Sosin, like Zore, also has received some honors as his time on the bench wound down. He recently was named Indiana Judge of the Year by the American Board of Trial Advocates.
Rosenberg’s retirement includes plans that will bring his family closer together, literally. He and his wife, Sheila, are building an addition to the home of their son, Indianapolis Metropolitan Police Officer Daniel Rosenberg, and his wife, Mindy. The elder Rosenbergs will move in and help raise their four grandchildren, who range in age from eight months to 7 years old.
“When I go to visit the kids, and I do it frequently, I’m struck by how much energy you need to keep up with them,” Rosenberg said.
“I think we felt we could help each other. We kind of believe in extended family,” he said. The arrangement is touching because Rosenberg’s decision to retire was in part due to his diagnosis of Parkinson’s disease several years ago. He’s been able to manage the disease with medication and exercise, he said, but there was never a question it was time to retire.
“It would have been irresponsible for me to seek another term. You can’t predict the progress of the disease,” Rosenberg said.
In his time away from the bench, he hopes to do some traveling and writing, possibly about the history of the Marion Circuit Court. As he looks back on his own history on the bench, he said he’s proudest of pushing for reforms of the township small claims courts and a mortgage foreclosure mediation program that became a model for the state.
“I feel much better about the system today than when I came into office,” he said of the small claims court changes that targeted forum shopping by large-volume filers, though he said more reforms are needed.

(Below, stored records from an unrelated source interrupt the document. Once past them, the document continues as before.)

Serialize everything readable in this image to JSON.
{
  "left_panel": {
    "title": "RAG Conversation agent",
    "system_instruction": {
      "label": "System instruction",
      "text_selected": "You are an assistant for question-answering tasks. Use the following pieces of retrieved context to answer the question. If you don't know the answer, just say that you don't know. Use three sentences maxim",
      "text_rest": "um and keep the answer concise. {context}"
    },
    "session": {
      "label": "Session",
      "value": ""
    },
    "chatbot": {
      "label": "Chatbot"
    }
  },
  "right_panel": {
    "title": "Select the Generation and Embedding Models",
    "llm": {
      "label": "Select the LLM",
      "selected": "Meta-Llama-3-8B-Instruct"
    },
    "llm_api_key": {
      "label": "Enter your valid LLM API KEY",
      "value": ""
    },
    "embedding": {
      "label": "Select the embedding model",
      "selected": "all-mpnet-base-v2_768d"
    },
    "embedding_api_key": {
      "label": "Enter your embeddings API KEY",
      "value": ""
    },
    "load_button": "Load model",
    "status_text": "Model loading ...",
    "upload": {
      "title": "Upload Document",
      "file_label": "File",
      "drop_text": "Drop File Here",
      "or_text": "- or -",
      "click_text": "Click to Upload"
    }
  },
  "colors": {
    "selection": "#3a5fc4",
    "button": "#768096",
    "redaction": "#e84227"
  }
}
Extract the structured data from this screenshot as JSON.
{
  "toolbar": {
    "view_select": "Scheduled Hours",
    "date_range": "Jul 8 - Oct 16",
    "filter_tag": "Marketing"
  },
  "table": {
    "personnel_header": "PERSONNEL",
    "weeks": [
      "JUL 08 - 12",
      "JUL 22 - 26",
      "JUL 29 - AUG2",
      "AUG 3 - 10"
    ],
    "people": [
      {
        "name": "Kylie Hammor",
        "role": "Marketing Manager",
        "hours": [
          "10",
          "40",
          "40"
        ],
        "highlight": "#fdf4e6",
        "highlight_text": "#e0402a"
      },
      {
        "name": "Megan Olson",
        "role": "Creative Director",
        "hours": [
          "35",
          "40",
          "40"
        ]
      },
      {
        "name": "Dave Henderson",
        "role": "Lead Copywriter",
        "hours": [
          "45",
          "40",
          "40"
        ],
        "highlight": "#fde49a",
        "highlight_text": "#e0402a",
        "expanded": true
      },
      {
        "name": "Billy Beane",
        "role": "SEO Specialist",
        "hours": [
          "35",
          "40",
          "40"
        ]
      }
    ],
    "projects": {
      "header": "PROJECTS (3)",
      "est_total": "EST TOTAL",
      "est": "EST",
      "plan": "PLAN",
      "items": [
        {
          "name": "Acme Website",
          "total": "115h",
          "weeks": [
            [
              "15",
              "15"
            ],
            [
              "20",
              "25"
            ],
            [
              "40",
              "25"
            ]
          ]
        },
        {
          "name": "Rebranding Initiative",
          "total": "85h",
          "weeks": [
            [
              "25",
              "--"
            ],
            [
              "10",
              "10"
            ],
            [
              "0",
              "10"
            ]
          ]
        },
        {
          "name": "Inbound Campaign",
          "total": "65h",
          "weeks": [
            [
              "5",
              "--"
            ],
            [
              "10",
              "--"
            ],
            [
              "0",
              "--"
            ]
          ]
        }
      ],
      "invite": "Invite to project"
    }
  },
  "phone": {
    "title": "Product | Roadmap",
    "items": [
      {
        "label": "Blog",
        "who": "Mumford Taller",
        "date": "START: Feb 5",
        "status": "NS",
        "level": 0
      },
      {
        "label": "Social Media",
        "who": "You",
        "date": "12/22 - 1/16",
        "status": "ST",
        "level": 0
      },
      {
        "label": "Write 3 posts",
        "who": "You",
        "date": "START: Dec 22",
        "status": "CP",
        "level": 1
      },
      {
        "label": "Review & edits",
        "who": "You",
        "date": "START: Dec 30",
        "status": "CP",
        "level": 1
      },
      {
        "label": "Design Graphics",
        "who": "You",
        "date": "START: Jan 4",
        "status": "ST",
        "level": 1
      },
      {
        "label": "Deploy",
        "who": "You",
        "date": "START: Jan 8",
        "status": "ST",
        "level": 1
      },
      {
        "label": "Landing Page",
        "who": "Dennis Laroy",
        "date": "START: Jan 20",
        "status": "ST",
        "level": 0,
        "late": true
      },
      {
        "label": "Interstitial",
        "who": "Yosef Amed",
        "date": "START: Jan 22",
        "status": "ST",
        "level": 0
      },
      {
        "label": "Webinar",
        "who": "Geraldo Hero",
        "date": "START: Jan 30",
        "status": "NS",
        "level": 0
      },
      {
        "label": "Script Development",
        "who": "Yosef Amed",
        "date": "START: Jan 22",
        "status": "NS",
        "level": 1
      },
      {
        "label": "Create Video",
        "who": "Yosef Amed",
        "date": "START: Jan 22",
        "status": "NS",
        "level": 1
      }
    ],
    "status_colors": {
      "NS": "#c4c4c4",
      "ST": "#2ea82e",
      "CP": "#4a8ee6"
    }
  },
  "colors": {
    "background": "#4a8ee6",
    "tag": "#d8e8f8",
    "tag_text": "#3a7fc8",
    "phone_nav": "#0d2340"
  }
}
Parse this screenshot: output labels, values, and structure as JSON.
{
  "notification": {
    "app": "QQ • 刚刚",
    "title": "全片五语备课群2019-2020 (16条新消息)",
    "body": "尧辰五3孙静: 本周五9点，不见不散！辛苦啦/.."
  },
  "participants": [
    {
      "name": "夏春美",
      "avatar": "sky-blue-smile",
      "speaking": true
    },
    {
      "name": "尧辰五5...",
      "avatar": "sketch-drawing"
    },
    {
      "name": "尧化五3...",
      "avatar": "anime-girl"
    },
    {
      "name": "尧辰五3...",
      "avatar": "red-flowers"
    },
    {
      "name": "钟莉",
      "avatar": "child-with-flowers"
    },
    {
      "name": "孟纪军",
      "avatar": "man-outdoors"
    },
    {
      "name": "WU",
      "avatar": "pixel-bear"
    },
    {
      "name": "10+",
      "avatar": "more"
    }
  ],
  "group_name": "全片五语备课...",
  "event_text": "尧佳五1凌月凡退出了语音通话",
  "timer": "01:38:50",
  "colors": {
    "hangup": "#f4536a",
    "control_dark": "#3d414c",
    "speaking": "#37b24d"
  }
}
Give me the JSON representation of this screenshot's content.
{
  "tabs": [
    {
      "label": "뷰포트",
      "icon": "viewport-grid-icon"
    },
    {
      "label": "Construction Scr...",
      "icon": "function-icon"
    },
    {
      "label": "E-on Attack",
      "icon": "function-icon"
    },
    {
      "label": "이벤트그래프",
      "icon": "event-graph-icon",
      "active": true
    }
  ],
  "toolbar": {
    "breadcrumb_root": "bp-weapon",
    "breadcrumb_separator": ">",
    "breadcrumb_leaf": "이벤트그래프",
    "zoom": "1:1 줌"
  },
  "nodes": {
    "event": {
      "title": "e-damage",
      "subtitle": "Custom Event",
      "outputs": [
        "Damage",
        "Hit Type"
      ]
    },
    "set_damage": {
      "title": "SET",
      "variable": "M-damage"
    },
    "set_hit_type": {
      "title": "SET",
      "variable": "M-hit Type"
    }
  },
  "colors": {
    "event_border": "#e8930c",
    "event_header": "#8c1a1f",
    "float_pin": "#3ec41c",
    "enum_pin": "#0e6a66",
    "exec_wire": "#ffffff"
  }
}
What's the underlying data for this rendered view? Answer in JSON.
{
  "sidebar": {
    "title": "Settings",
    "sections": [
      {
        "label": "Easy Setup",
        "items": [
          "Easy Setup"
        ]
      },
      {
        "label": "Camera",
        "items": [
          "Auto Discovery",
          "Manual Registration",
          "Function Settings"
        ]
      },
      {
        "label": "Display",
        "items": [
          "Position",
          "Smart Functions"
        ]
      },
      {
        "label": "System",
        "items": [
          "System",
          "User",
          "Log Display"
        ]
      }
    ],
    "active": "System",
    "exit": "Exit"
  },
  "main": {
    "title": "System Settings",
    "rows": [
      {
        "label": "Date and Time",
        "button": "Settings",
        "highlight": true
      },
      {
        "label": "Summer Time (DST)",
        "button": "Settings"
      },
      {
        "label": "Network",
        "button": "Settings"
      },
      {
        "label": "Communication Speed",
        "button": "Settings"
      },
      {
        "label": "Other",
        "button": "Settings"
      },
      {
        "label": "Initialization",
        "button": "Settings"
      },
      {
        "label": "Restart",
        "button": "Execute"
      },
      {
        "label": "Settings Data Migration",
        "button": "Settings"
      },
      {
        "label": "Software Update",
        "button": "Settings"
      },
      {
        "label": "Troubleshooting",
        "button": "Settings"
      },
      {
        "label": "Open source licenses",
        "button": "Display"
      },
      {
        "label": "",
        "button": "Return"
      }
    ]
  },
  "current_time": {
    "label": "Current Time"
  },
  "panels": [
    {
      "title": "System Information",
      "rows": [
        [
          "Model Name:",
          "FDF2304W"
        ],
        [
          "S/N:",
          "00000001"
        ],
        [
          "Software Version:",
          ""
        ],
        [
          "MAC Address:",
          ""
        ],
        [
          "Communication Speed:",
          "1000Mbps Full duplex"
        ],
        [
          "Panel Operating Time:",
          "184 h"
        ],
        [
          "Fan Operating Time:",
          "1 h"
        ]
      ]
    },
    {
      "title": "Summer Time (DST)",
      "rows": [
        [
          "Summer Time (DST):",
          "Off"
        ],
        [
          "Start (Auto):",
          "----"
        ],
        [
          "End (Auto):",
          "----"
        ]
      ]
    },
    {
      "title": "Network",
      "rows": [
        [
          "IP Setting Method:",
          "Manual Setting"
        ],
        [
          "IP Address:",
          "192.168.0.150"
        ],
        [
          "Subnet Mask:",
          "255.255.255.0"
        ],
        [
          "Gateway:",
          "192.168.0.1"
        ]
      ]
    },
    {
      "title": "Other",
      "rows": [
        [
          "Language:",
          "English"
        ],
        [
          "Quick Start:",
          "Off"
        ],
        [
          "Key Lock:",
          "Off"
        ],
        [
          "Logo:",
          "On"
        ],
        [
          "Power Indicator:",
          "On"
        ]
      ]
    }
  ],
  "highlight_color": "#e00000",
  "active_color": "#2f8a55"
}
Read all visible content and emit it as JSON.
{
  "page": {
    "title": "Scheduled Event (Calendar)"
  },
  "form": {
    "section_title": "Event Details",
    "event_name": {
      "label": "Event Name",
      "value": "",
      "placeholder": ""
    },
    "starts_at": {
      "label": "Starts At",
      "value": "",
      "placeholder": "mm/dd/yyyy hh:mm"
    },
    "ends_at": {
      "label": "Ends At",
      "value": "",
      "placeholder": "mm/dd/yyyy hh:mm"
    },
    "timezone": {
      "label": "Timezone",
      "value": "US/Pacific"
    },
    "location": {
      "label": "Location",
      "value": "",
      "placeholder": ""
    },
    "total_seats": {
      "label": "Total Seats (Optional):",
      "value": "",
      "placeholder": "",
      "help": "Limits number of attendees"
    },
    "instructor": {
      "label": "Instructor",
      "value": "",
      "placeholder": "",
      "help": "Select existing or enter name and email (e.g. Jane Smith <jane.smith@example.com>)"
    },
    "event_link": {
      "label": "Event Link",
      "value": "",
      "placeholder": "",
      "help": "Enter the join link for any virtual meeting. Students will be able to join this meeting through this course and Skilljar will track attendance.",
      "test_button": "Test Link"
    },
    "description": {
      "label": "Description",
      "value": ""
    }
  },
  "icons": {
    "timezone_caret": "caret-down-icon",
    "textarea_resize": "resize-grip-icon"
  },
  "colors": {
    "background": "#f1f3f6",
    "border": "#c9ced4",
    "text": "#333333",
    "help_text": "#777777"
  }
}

Shaheed said he’s most gratified by his work on problem-solving courts that have developed during his time on the bench, including drug court and re-entry court.
“I consider that the most rewarding work,” he said. “It’s a way for judges to meet the citizens that come before us in the most humane way so that we can use our training – not just our legal training but also our experience in life – to help people get their lives back together.”
Shaheed also has some family plans he’ll pursue in retirement. Those include helping his daughter, Mariama Carson, develop a Spanish-immersion K-8 charter school.
Judges said they’ll miss the daily routine and camaraderie of their courts and the people in the Indianapolis City-County Building, which one judge called a vertical village. They’re all also entering uncharted territory.
Zore said he might pick up an endeavor he left behind when he became a judge – pursuing a pilot’s license. McCarty said he’ll probably spend more time on hobbies like fishing, hunting and reading, but then the thought gave him pause.
“I’ve never been retired before,” he said. “I had an old fellow tell me that the thing is, over a period of time, you’ll have pressure relieved from you – pressure you didn’t even know you had.”•